Activity:
Reproduce the full set of records verbatim.

··· Input

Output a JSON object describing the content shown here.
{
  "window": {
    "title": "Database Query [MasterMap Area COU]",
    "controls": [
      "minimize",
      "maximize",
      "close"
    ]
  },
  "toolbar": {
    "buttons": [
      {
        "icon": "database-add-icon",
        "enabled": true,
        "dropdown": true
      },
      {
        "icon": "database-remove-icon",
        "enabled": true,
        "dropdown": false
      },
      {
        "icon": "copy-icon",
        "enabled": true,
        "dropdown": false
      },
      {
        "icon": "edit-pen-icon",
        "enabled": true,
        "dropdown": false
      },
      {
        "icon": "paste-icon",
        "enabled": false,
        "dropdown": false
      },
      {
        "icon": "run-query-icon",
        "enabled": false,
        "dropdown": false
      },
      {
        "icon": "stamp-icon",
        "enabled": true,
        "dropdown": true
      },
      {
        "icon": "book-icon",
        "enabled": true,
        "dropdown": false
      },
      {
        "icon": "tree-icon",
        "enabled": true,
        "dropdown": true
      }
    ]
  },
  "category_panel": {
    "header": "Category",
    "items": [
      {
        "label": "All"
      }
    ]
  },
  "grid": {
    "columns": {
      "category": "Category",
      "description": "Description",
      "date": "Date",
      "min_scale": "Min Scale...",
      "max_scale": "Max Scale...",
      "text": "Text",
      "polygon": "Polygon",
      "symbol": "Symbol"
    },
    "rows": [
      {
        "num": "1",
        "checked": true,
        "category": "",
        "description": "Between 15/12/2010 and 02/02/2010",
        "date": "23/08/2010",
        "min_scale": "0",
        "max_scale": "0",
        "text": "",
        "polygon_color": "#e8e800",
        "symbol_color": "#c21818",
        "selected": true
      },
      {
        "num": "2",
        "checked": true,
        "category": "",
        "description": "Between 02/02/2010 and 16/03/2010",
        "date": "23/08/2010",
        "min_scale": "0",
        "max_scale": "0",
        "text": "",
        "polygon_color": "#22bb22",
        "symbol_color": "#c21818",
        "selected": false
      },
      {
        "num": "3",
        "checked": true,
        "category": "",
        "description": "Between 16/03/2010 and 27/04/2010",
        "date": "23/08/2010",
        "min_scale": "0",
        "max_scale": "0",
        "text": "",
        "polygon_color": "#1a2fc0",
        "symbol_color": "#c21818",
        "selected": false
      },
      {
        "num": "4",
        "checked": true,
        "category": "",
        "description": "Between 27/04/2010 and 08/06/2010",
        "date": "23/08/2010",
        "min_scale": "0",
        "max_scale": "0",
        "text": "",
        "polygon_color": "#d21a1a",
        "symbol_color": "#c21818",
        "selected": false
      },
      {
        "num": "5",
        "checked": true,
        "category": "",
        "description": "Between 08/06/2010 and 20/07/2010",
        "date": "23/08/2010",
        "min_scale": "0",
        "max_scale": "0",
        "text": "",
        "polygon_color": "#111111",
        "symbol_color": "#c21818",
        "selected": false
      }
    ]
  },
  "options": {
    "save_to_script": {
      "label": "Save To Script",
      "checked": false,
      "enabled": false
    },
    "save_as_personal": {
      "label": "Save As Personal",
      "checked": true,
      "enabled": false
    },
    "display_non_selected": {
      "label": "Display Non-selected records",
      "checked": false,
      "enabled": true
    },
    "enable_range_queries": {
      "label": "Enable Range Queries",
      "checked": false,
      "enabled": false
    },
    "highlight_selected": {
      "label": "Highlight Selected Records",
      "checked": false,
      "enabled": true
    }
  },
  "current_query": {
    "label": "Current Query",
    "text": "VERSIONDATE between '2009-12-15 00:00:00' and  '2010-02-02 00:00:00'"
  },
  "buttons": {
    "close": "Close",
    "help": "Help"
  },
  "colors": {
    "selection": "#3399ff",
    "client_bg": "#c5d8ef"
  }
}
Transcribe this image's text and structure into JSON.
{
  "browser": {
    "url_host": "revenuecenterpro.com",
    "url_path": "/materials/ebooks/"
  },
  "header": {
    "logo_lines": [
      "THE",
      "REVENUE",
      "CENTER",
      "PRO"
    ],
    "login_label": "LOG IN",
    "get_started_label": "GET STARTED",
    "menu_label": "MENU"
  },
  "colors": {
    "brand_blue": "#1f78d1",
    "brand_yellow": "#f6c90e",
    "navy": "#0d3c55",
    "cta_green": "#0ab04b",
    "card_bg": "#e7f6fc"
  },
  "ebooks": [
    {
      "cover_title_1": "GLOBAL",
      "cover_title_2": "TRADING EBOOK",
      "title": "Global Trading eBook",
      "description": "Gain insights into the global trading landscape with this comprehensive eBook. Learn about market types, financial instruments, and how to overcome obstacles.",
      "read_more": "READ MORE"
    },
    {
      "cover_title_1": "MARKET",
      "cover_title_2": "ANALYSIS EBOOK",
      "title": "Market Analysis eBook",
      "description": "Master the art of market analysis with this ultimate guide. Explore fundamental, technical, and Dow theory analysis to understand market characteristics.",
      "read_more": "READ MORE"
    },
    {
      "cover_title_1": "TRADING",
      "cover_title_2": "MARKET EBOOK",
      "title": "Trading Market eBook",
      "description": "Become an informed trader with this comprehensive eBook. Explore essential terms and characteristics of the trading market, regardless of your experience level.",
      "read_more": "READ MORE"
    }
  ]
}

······

Exercise result:
Output a JSON object describing the content shown here.
{
  "window": {
    "title": "Database Query [MasterMap Area COU]",
    "controls": [
      "minimize",
      "maximize",
      "close"
    ]
  },
  "toolbar": {
    "buttons": [
      {
        "icon": "database-add-icon",
        "enabled": true,
        "dropdown": true
      },
      {
        "icon": "database-remove-icon",
        "enabled": true,
        "dropdown": false
      },
      {
        "icon": "copy-icon",
        "enabled": true,
        "dropdown": false
      },
      {
        "icon": "edit-pen-icon",
        "enabled": true,
        "dropdown": false
      },
      {
        "icon": "paste-icon",
        "enabled": false,
        "dropdown": false
      },
      {
        "icon": "run-query-icon",
        "enabled": false,
        "dropdown": false
      },
      {
        "icon": "stamp-icon",
        "enabled": true,
        "dropdown": true
      },
      {
        "icon": "book-icon",
        "enabled": true,
        "dropdown": false
      },
      {
        "icon": "tree-icon",
        "enabled": true,
        "dropdown": true
      }
    ]
  },
  "category_panel": {
    "header": "Category",
    "items": [
      {
        "label": "All"
      }
    ]
  },
  "grid": {
    "columns": {
      "category": "Category",
      "description": "Description",
      "date": "Date",
      "min_scale": "Min Scale...",
      "max_scale": "Max Scale...",
      "text": "Text",
      "polygon": "Polygon",
      "symbol": "Symbol"
    },
    "rows": [
      {
        "num": "1",
        "checked": true,
        "category": "",
        "description": "Between 15/12/2010 and 02/02/2010",
        "date": "23/08/2010",
        "min_scale": "0",
        "max_scale": "0",
        "text": "",
        "polygon_color": "#e8e800",
        "symbol_color": "#c21818",
        "selected": true
      },
      {
        "num": "2",
        "checked": true,
        "category": "",
        "description": "Between 02/02/2010 and 16/03/2010",
        "date": "23/08/2010",
        "min_scale": "0",
        "max_scale": "0",
        "text": "",
        "polygon_color": "#22bb22",
        "symbol_color": "#c21818",
        "selected": false
      },
      {
        "num": "3",
        "checked": true,
        "category": "",
        "description": "Between 16/03/2010 and 27/04/2010",
        "date": "23/08/2010",
        "min_scale": "0",
        "max_scale": "0",
        "text": "",
        "polygon_color": "#1a2fc0",
        "symbol_color": "#c21818",
        "selected": false
      },
      {
        "num": "4",
        "checked": true,
        "category": "",
        "description": "Between 27/04/2010 and 08/06/2010",
        "date": "23/08/2010",
        "min_scale": "0",
        "max_scale": "0",
        "text": "",
        "polygon_color": "#d21a1a",
        "symbol_color": "#c21818",
        "selected": false
      },
      {
        "num": "5",
        "checked": true,
        "category": "",
        "description": "Between 08/06/2010 and 20/07/2010",
        "date": "23/08/2010",
        "min_scale": "0",
        "max_scale": "0",
        "text": "",
        "polygon_color": "#111111",
        "symbol_color": "#c21818",
        "selected": false
      }
    ]
  },
  "options": {
    "save_to_script": {
      "label": "Save To Script",
      "checked": false,
      "enabled": false
    },
    "save_as_personal": {
      "label": "Save As Personal",
      "checked": true,
      "enabled": false
    },
    "display_non_selected": {
      "label": "Display Non-selected records",
      "checked": false,
      "enabled": true
    },
    "enable_range_queries": {
      "label": "Enable Range Queries",
      "checked": false,
      "enabled": false
    },
    "highlight_selected": {
      "label": "Highlight Selected Records",
      "checked": false,
      "enabled": true
    }
  },
  "current_query": {
    "label": "Current Query",
    "text": "VERSIONDATE between '2009-12-15 00:00:00' and  '2010-02-02 00:00:00'"
  },
  "buttons": {
    "close": "Close",
    "help": "Help"
  },
  "colors": {
    "selection": "#3399ff",
    "client_bg": "#c5d8ef"
  }
}
Transcribe this image's text and structure into JSON.
{
  "browser": {
    "url_host": "revenuecenterpro.com",
    "url_path": "/materials/ebooks/"
  },
  "header": {
    "logo_lines": [
      "THE",
      "REVENUE",
      "CENTER",
      "PRO"
    ],
    "login_label": "LOG IN",
    "get_started_label": "GET STARTED",
    "menu_label": "MENU"
  },
  "colors": {
    "brand_blue": "#1f78d1",
    "brand_yellow": "#f6c90e",
    "navy": "#0d3c55",
    "cta_green": "#0ab04b",
    "card_bg": "#e7f6fc"
  },
  "ebooks": [
    {
      "cover_title_1": "GLOBAL",
      "cover_title_2": "TRADING EBOOK",
      "title": "Global Trading eBook",
      "description": "Gain insights into the global trading landscape with this comprehensive eBook. Learn about market types, financial instruments, and how to overcome obstacles.",
      "read_more": "READ MORE"
    },
    {
      "cover_title_1": "MARKET",
      "cover_title_2": "ANALYSIS EBOOK",
      "title": "Market Analysis eBook",
      "description": "Master the art of market analysis with this ultimate guide. Explore fundamental, technical, and Dow theory analysis to understand market characteristics.",
      "read_more": "READ MORE"
    },
    {
      "cover_title_1": "TRADING",
      "cover_title_2": "MARKET EBOOK",
      "title": "Trading Market eBook",
      "description": "Become an informed trader with this comprehensive eBook. Explore essential terms and characteristics of the trading market, regardless of your experience level.",
      "read_more": "READ MORE"
    }
  ]
}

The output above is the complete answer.